Please repeat every record below exactly as written, but leave out the pictures.

------------------------------------

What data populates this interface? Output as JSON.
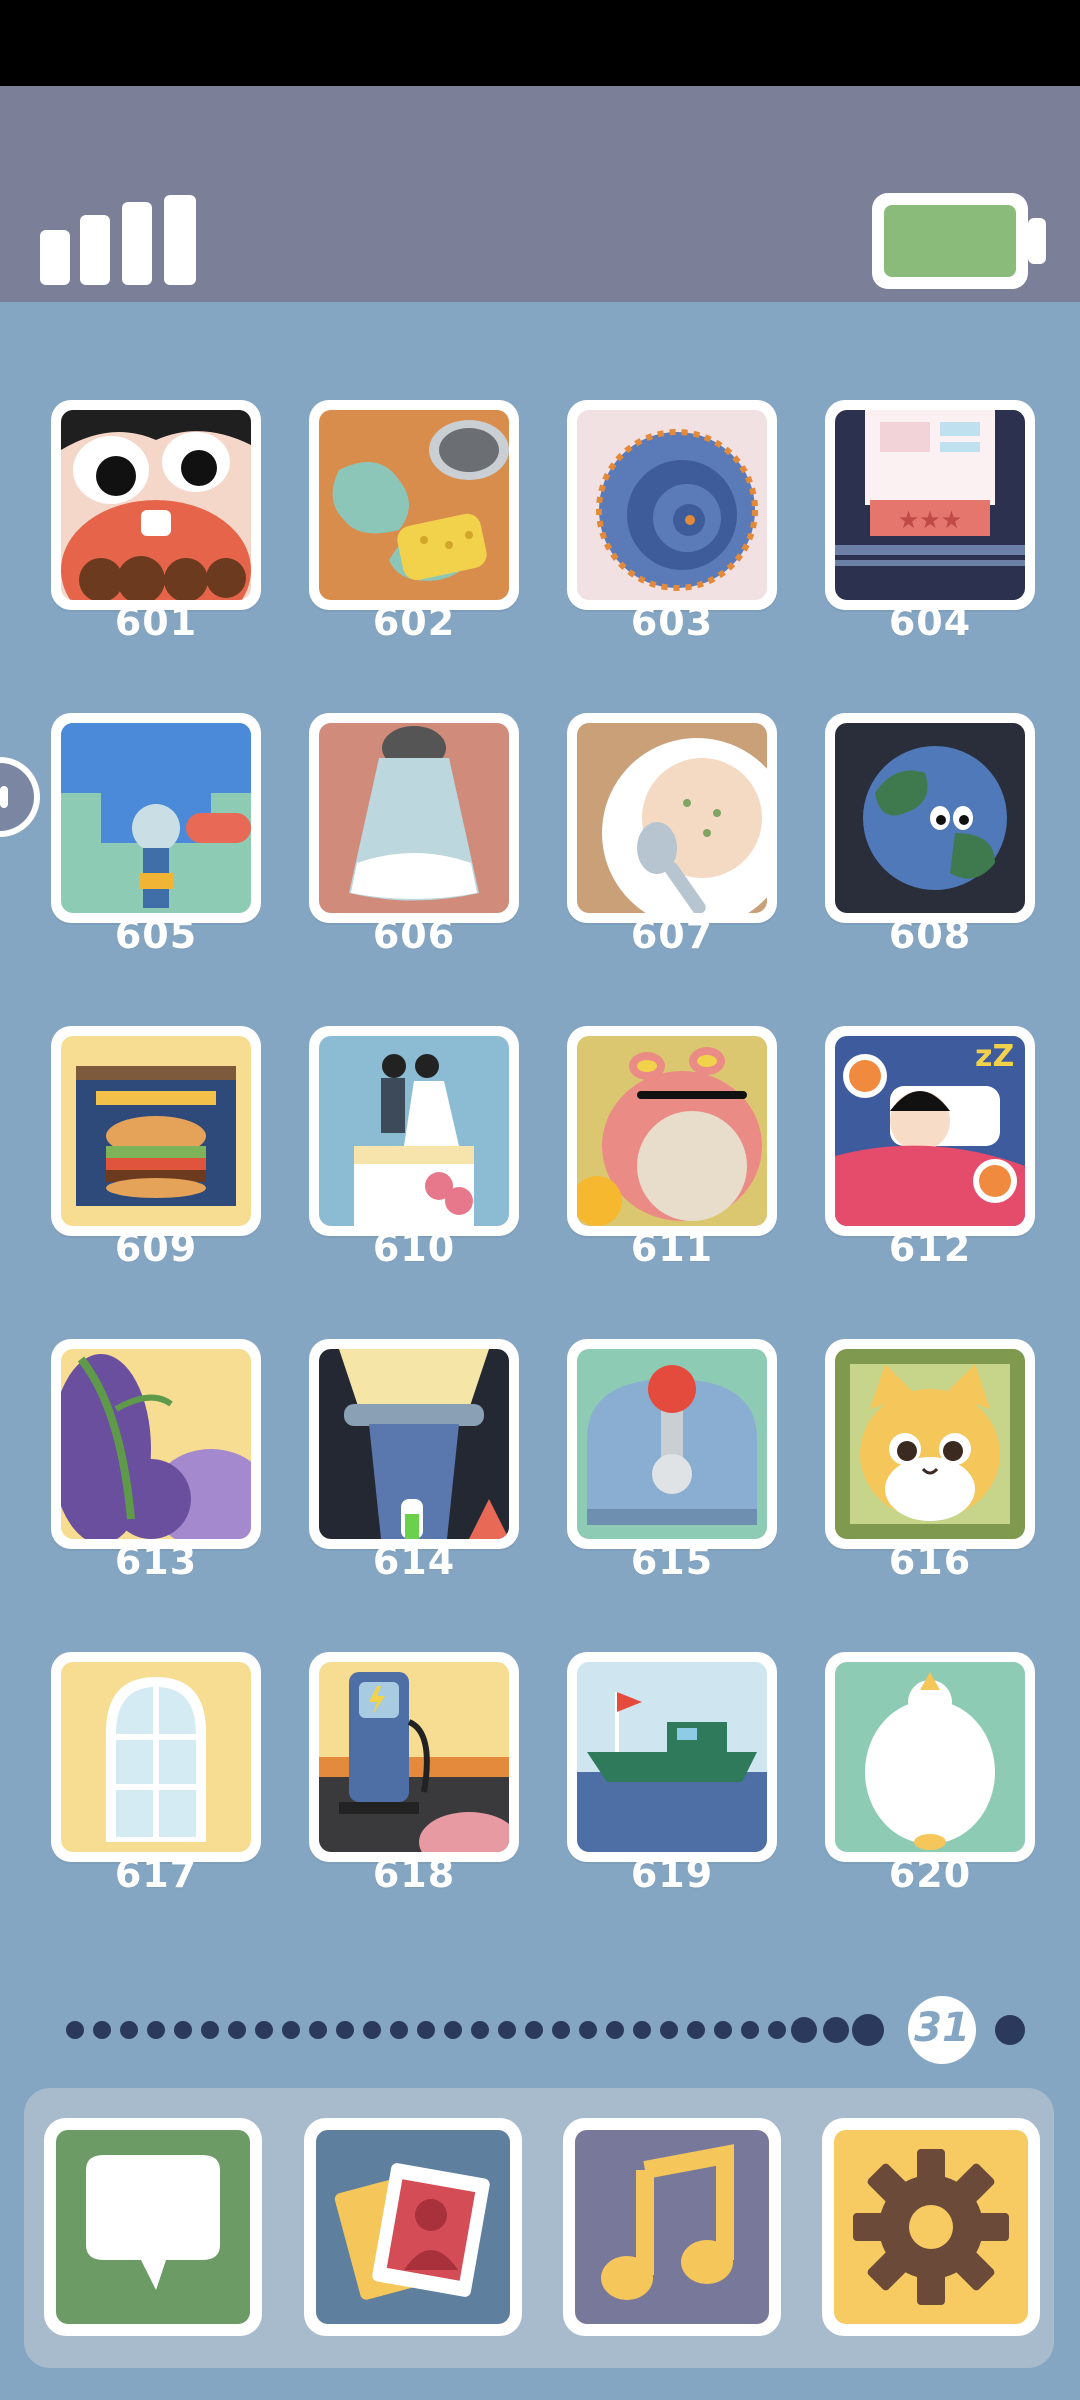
{
  "status": {
    "signal_icon": "signal-bars-icon",
    "battery_icon": "battery-icon",
    "battery_color": "#8bbb7b"
  },
  "levels": [
    {
      "number": "601",
      "icon": "screaming-face-icon"
    },
    {
      "number": "602",
      "icon": "spilled-mug-sponge-icon"
    },
    {
      "number": "603",
      "icon": "ammonite-shell-icon"
    },
    {
      "number": "604",
      "icon": "printer-machine-icon"
    },
    {
      "number": "605",
      "icon": "razor-shaving-icon"
    },
    {
      "number": "606",
      "icon": "salt-shaker-icon"
    },
    {
      "number": "607",
      "icon": "porridge-bowl-icon"
    },
    {
      "number": "608",
      "icon": "earth-planet-icon"
    },
    {
      "number": "609",
      "icon": "burger-box-icon"
    },
    {
      "number": "610",
      "icon": "wedding-cake-icon"
    },
    {
      "number": "611",
      "icon": "pink-frog-icon"
    },
    {
      "number": "612",
      "icon": "sleeping-alarm-icon"
    },
    {
      "number": "613",
      "icon": "eggplant-leaf-icon"
    },
    {
      "number": "614",
      "icon": "spotlight-icon"
    },
    {
      "number": "615",
      "icon": "joystick-machine-icon"
    },
    {
      "number": "616",
      "icon": "tabby-cat-icon"
    },
    {
      "number": "617",
      "icon": "arched-window-icon"
    },
    {
      "number": "618",
      "icon": "fuel-pump-icon"
    },
    {
      "number": "619",
      "icon": "fishing-boat-icon"
    },
    {
      "number": "620",
      "icon": "white-duck-icon"
    }
  ],
  "pager": {
    "current_page": "31",
    "dot_color": "#2b3a5c",
    "highlight_color": "#ffffff"
  },
  "dock": [
    {
      "name": "messages",
      "icon": "speech-bubble-icon",
      "color": "#6c9b66"
    },
    {
      "name": "photos",
      "icon": "photo-cards-icon",
      "color": "#5e7f9e"
    },
    {
      "name": "music",
      "icon": "music-note-icon",
      "color": "#77789a"
    },
    {
      "name": "settings",
      "icon": "gear-icon",
      "color": "#f7cb62"
    }
  ]
}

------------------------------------

▶ Answer space:
What data populates this interface? Output as JSON.
{
  "status": {
    "signal_icon": "signal-bars-icon",
    "battery_icon": "battery-icon",
    "battery_color": "#8bbb7b"
  },
  "levels": [
    {
      "number": "601",
      "icon": "screaming-face-icon"
    },
    {
      "number": "602",
      "icon": "spilled-mug-sponge-icon"
    },
    {
      "number": "603",
      "icon": "ammonite-shell-icon"
    },
    {
      "number": "604",
      "icon": "printer-machine-icon"
    },
    {
      "number": "605",
      "icon": "razor-shaving-icon"
    },
    {
      "number": "606",
      "icon": "salt-shaker-icon"
    },
    {
      "number": "607",
      "icon": "porridge-bowl-icon"
    },
    {
      "number": "608",
      "icon": "earth-planet-icon"
    },
    {
      "number": "609",
      "icon": "burger-box-icon"
    },
    {
      "number": "610",
      "icon": "wedding-cake-icon"
    },
    {
      "number": "611",
      "icon": "pink-frog-icon"
    },
    {
      "number": "612",
      "icon": "sleeping-alarm-icon"
    },
    {
      "number": "613",
      "icon": "eggplant-leaf-icon"
    },
    {
      "number": "614",
      "icon": "spotlight-icon"
    },
    {
      "number": "615",
      "icon": "joystick-machine-icon"
    },
    {
      "number": "616",
      "icon": "tabby-cat-icon"
    },
    {
      "number": "617",
      "icon": "arched-window-icon"
    },
    {
      "number": "618",
      "icon": "fuel-pump-icon"
    },
    {
      "number": "619",
      "icon": "fishing-boat-icon"
    },
    {
      "number": "620",
      "icon": "white-duck-icon"
    }
  ],
  "pager": {
    "current_page": "31",
    "dot_color": "#2b3a5c",
    "highlight_color": "#ffffff"
  },
  "dock": [
    {
      "name": "messages",
      "icon": "speech-bubble-icon",
      "color": "#6c9b66"
    },
    {
      "name": "photos",
      "icon": "photo-cards-icon",
      "color": "#5e7f9e"
    },
    {
      "name": "music",
      "icon": "music-note-icon",
      "color": "#77789a"
    },
    {
      "name": "settings",
      "icon": "gear-icon",
      "color": "#f7cb62"
    }
  ]
}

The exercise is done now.